April 2008:

May 2008:

    Start with the WRF (weather research & forecasting) model under Linux.
    Start with local forcasting using WXSIM/WXSIMATE.

December 2008:

    New computer with quad core CPU for WRF model. Speed up is about 7x compared to my Pentium4 computer.

May 2009:

    Start to build SAM for magnetic field measurements.
    Member of the earthquake-catcher network with my own quake sensor.

October 2009:

    WRF NMM v3 runs now under Fedora 10 64-bit. Grid resolution is 4 km with 45 levels.

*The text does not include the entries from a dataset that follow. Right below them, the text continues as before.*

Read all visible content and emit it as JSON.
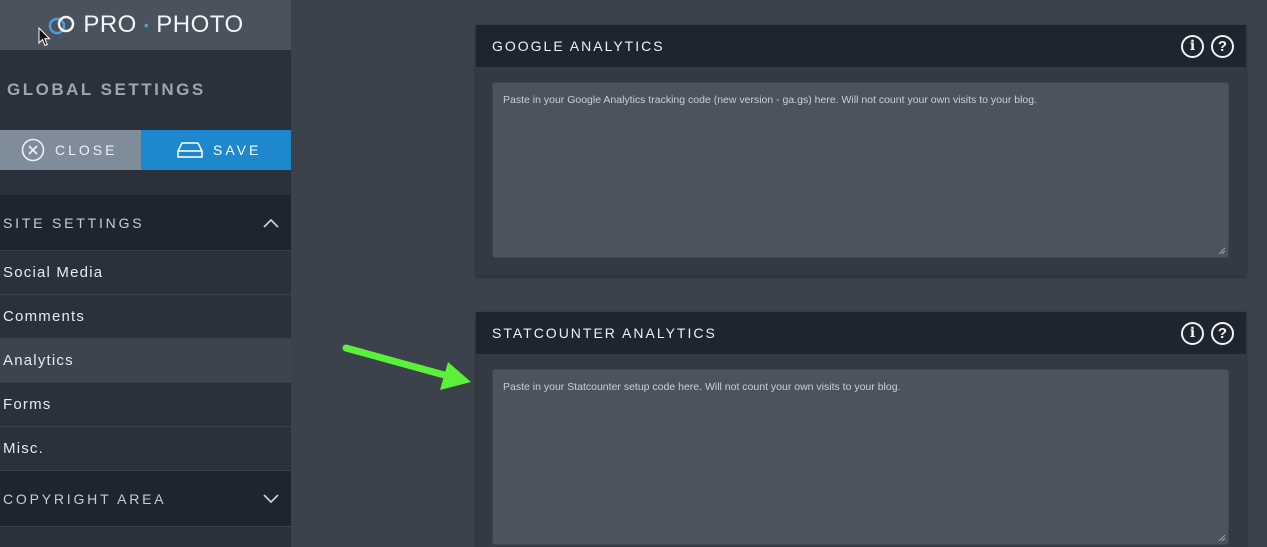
{
  "brand": {
    "logo_left": "PRO",
    "logo_right": "PHOTO",
    "logo_dot": "•"
  },
  "sidebar": {
    "title": "GLOBAL SETTINGS",
    "close_label": "CLOSE",
    "save_label": "SAVE",
    "sections": [
      {
        "label": "SITE SETTINGS",
        "expanded": true,
        "items": [
          {
            "label": "Social Media"
          },
          {
            "label": "Comments"
          },
          {
            "label": "Analytics",
            "active": true
          },
          {
            "label": "Forms"
          },
          {
            "label": "Misc."
          }
        ]
      },
      {
        "label": "COPYRIGHT AREA",
        "expanded": false
      }
    ]
  },
  "main": {
    "panels": [
      {
        "title": "GOOGLE ANALYTICS",
        "placeholder": "Paste in your Google Analytics tracking code (new version - ga.gs) here. Will not count your own visits to your blog."
      },
      {
        "title": "STATCOUNTER ANALYTICS",
        "placeholder": "Paste in your Statcounter setup code here. Will not count your own visits to your blog."
      }
    ]
  },
  "colors": {
    "accent_save": "#1e88cf",
    "arrow": "#5bf03a",
    "close_button": "#7f8c99"
  }
}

March 2010:

June 2010:

    I made my radio license (CEPT class 1) and my call is OE2IGL.

December 2010:

    Data logger MPL-3440 finsihed

January 2011:

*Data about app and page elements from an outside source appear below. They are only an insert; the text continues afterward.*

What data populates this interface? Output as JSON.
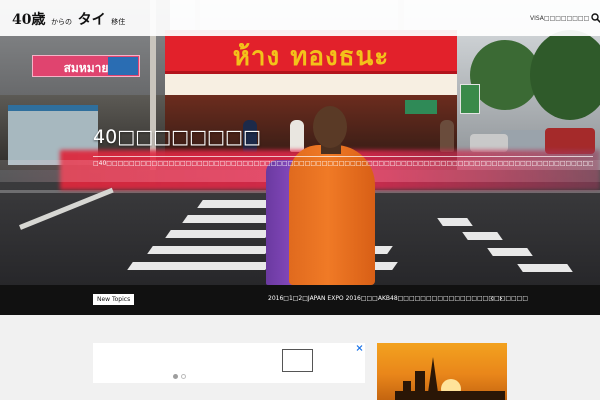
{
  "header": {
    "logo_main": "40歳",
    "logo_from": "からの",
    "logo_thai": "タイ",
    "logo_resident": "移住",
    "search_label": "VISA□□□□□□□□",
    "search_icon": "search-icon"
  },
  "hero": {
    "title": "40□□□□□□□□",
    "subtitle": "□40□□□□□□□□□□□□□□□□□□□□□□□□□□□□□□□□□□□□□□□□□□□□□□□□□□□□□□□□□□□□□□□□□□□□□□□□□□□□□□□□□□□□□□□",
    "sign_red_text": "ห้าง ทองธนะ",
    "sign_pink_text": "สมหมาย"
  },
  "ticker": {
    "badge": "New Topics",
    "text": "2016□1□2□JAPAN EXPO 2016□□□AKB48□□□□□□□□□□□□□□□□□□□□□□□",
    "prev_label": "‹",
    "next_label": "›"
  },
  "colors": {
    "sign_red": "#e2212b",
    "sign_yellow_text": "#f3c21a",
    "robe_orange": "#f07a26",
    "sash_purple": "#8a4cc4",
    "ticker_bg": "#111111",
    "content_bg": "#f1f1f1"
  }
}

June 2012:

    Software, mechanical construction with azimuth rotor and -controller of my mobile amateur rain radar is ready.
    Set up a RF test lab up to 20 GHz.

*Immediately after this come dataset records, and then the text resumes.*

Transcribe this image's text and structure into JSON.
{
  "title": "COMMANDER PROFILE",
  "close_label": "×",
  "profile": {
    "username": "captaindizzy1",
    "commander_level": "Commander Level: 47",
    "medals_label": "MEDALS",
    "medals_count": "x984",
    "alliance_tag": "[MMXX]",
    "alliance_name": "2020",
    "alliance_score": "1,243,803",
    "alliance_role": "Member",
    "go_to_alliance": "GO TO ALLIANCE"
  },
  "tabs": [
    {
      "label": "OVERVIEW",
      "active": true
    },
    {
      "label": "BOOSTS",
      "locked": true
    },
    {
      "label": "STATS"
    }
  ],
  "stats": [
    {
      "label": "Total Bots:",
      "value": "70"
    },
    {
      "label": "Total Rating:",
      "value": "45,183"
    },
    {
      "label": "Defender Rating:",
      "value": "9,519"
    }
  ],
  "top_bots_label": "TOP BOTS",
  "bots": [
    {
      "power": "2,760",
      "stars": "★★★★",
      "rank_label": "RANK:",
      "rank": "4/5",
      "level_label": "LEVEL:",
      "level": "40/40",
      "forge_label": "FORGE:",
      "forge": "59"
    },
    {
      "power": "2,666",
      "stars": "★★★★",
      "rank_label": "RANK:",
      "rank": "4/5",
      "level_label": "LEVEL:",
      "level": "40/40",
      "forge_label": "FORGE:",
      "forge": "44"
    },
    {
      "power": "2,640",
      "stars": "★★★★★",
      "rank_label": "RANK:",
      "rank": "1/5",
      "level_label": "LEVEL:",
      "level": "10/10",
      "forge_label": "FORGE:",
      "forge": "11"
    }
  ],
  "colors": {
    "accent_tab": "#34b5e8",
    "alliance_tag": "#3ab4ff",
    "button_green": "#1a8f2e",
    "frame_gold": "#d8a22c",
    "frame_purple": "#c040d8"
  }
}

July 2012:

    Finished my Geiger counter.

October 2012:

December 2012:

December 2013:

September 2014:

    First tests of my RainRadar successfully finished.

December 2014:

    First tests with Arduino (Uno, Due) and some sensors.

January 2015:

    I made the CANFI (cheap automatic noise figure indicator) with a RTL2832U DVB-T stick.

Summer 2015:

    Last tests of my mobile amateur rain pulse radar.

Winter 2015/16:

    Some experiments with Raspberry Pi2 and Arduino.

March 2016:

    Raspberry Pi2 weather cam with wide angle lens (still images and live streaming).

Spring 2016:

    HikVision DS-2CD2035-I 3MP weather cam with weather data overlay installed (live streaming and still images).
    Upgrade of my TOA-lightning "System Green" to "System Blue"

Summer/Fall 2016:

    A lot of IoT (internet of things) experiments with arduino, raspberry and sensor modules.

Spring 2018:

    I built up the new generation 76 GHz transverter made by Kuhne Electronic. First QSO was in July.
    Owner of a turning lathe.

Fall 2018:

Winter 2018/19:

Spring 2019:

    Owner of a drilling/milling machine.

Summer/Fall 2019:

Winter 2019/20:

    Tests above 300 GHz with OE5VRL.
    I hold a presentation at Dorsten GHz conference in Germany.

Spring 2020:

    I use the Adalm-Pluto SDR as measurement device.
    Trying the "poor guy 47 GHz transverter" made by 9A4QV.
    Owner of an old used "Simple 10 GHz Transverter" designed by DB6NT.
    I wrote an web-article about rectangular/circular waveguide and waveguide cavity filter calculations.

Summer 2020:

    Spectrum analyzer extension module for the Adalm Pluto.
    I made waveguide and feed simulations with OpenEMS/Octave and CST software.
    Bought the NanoVNA v2 (up to 3 GHz) with 4" display and N-connectors.
    Some preparations for more tests beyond 300 GHz.

Fall 2020:

    Start with a portable EME station for 10 GHz.

Winter 2020/21:

    I built MySondyGo to hunt weather ballons.

Summer/Fall 2021:

    I built some ~12 GHz oscillators up to 18-19 dBm output power.
    I finished my 15 W power amplifier for 10 GHz EME.
    I extended my simple 24 GHz transverter with a LNA and 1.5 W power amplifier.

Winter 2021/22:

    I built the WeatherBox.

Summer/Fall 2022:

    First DL0SHF 10 GHz moon beacon decode with my portable EME station.
    "Bayrischer Bergtag BBT" second place 2022 of home made competition.
    I made a summary of reflector antenna basics
    Article "EME with narrow beam antennas" and "Loss due to Tx and Rx pointing offset on moon" together with Joachim Koeppen DF3GJ
    Built up improved motorized azimuth and elevation system for EME

Winter 2022/23:

    I built the F6BVA 10 GHz tranverter.
    I built up a 24 GHz MKU24-G3 transverter system.
    I built up a 10 GHz MKU10-G3 transverter system.
    Connected a Pluto+, SATSAGEN software, dual directional coupler and female SMA SOL calibration kit to get a VNA up to 12 GHz.

Spring/summer 2023:

    Release of new EME Link Budget & Analysis Tool from 1 - 100 GHz.
    I built the 24 GHz transverter system using a Wavelab module.
    I built up a very accurate dish tracking system for EME developed by an EA group.

Winter 2023/24:

    Started again to make feed and reflector antenna simulations using free software. OpenEMS, CST and GRASP-SE (TICRA).
    Preview: My third talk "EME link budget & analysis tool" at Dorsten "GHz Tagung" on 17th of February 2024.